Local News

  • Students give ideas to improve marina

    The University of Florida Marina workshop, held at the Cedar Key Community Center on Thursday evening, was a hit.

  • Art lovers flock to island

    Reports had crowd counts slightly below last year’s tremendous turnout, but given the 90-degree weather and high gas prices, attendance was good. Food vendors in the park reported steady sales, but most did not sell out. The artists reported higher sales on Saturday and were overall very happy with the event and the organization of the show. Most expressed their desire to come back next year because of the wonderful hospitality provided by the entire community.
    Best of Show – Rolly Ray Reel (mixed media) from Maitland.

  • Cultural enlightenment at the Refuges

    Spring is the best time of year to bring crowds outdoors to the Lower Suwannee and Cedar Keys National Wildlife Refuges (NWR).  Recently, a group that wants to soak up Florida’s history and heritage made its way to the Nature Coast for its own kind of exploration outside.
    Members of the Florida Humanties Council arrived April 12 night for a three-day stay.

  • TNR efforts to continue via Sheltering Hands

    Trap-Neuter-Return (TNR) efforts will continue for Cedar Key through the efforts of Sheltering Hands, Inc., a not-for-profit organization.
    The good news is there is a $25,000 grant for TNR in zip codes 32625 and 32683. Now is your opportunity to ask for assistance with the feral/stray cats in your neighborhood. This grant allows for neuter/spay and vaccinations at no cost to you, though donations are appreciated since transportations costs are not covered.

  • Commission to discuss sign ordinance at May 1 CRA meeting

    The reading and discussion of Ordinance No. 482, regarding Sign Regulations, was removed from the Cedar Key City Commission’s evening’s agenda and rescheduled for the May 1 Community Redevelopment Agency (CRA) meeting.
    In other matters:

  • Shark News for April 26

    Top five fantastic FCAT tips

    By Taryn Epperso
    Shark Correspondent
     FCAT, the test that starts in third grade, and is taken until a student’s sophomore year of high-school, determine what classes you take by the score you get. Having taken FCAT for six years, I’ve accumulated a set of tips that can prepare you for the big test!

  • Swanson fund raiser under way

    Bethaney Swanson, a long-time Williston resident and real estate agent, has been diagnosed with lung cancer in both lungs.
    The surgery she needs is not covered by her insurance.

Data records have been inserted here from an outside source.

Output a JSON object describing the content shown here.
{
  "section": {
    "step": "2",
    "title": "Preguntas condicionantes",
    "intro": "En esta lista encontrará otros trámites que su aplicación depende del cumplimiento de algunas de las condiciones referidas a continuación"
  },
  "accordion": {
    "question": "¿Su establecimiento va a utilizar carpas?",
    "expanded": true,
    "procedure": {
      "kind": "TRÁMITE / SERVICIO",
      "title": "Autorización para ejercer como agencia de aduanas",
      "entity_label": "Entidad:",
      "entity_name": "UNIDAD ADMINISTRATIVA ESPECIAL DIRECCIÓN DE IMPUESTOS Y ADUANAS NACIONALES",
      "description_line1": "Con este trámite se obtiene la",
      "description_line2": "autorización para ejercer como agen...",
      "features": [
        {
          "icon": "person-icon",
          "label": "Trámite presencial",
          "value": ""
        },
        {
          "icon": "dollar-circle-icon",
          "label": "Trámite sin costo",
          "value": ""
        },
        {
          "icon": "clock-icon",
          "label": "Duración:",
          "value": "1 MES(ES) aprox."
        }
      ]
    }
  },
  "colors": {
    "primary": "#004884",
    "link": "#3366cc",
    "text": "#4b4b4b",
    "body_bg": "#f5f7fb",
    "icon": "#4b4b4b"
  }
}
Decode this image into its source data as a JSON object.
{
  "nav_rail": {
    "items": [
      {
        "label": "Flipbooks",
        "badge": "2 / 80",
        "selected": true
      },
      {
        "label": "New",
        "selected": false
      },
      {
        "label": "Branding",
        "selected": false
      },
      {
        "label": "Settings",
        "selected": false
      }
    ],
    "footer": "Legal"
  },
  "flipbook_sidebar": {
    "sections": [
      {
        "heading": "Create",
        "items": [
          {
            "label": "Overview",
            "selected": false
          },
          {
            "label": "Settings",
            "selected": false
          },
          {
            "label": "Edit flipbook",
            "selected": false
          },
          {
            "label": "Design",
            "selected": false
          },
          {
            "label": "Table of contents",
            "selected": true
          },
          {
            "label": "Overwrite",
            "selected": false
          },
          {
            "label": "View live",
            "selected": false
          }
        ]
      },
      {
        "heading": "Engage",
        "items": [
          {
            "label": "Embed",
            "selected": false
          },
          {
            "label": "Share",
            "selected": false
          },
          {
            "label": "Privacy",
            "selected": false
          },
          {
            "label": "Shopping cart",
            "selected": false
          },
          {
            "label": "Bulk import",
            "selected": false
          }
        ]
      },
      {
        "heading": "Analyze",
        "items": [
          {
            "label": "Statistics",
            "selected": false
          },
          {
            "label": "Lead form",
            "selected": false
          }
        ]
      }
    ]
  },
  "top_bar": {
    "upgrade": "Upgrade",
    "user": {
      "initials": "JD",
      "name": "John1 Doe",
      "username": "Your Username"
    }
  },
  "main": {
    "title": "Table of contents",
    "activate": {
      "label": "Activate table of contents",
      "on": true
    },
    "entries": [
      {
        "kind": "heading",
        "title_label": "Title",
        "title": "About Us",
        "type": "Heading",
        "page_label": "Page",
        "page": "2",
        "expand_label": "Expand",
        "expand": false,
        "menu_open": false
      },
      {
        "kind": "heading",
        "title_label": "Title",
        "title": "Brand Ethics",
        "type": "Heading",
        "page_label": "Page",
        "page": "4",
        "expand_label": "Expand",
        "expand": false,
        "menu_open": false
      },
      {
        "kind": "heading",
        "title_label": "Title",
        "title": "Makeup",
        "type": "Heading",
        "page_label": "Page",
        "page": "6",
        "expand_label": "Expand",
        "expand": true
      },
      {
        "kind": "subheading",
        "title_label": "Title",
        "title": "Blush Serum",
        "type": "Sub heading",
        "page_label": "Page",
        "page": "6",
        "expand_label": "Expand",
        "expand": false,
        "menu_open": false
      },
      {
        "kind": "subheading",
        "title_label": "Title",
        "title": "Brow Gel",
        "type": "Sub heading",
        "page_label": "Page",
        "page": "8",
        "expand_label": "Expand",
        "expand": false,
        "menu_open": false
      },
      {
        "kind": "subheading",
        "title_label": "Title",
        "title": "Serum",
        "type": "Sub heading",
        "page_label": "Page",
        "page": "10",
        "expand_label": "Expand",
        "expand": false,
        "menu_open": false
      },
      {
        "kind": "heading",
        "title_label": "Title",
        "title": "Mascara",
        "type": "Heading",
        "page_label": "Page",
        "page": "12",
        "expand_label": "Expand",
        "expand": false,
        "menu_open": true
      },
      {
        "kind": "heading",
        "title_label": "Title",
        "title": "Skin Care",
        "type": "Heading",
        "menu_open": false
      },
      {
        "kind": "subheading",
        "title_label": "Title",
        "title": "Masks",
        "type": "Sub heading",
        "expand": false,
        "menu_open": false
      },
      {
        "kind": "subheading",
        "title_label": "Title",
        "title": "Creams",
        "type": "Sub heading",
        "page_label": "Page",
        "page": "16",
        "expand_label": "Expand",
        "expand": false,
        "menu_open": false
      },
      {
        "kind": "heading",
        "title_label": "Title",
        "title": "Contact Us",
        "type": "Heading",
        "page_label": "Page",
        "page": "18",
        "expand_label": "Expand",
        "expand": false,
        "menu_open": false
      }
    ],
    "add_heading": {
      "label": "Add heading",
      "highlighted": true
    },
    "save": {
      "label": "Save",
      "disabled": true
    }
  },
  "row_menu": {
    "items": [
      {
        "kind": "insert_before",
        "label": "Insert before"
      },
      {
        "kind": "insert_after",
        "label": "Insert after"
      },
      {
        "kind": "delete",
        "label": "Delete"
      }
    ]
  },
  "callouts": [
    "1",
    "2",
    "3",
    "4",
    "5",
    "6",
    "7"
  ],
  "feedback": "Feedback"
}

The cancer is spreading quickly and she needs the procedure as soon as possible.
    A fund has been set up at Perkins State Bank for donations to help with her medical expenses.
    Checks can be made payable to Bethaney Swanson, Medical Account and friends asked for prayers and support.
    For more information, contact Sharon Brannan, CPA, at 528-6558.

  • County, regional unemployment drops

    The news on local employment has not been this good for more than three years: Unemployment for the three-county region of Levy, Marion and Citrus was 10.1 percent in March.
    Last time it was that low was December 2008 when it was 10 percent.
    For Levy County the news is especially sweet as unemployment dropped from 10.1 percent in February to 9.4 percent in March. Neighboring Marion was at 10.3 and Citrus was 10.1.

  • Recycling remains on hold

    Levy County officials are still in a holding pattern waiting for the state Department of Corrections to sign off on a contract to provide inmate labor for the recycling program at the county landfill.
    County Coordinator Fred Moody said he he still waiting on the contract to come from the state to restart the inmate work crew program and the recycling program.

  • Dire year ahead for city budget

    The message out of a political forum held on Friday is that the city budget is facing a dire situation next year and the commission may have to consider cuts.
    But the question is where — will it be in jobs or services.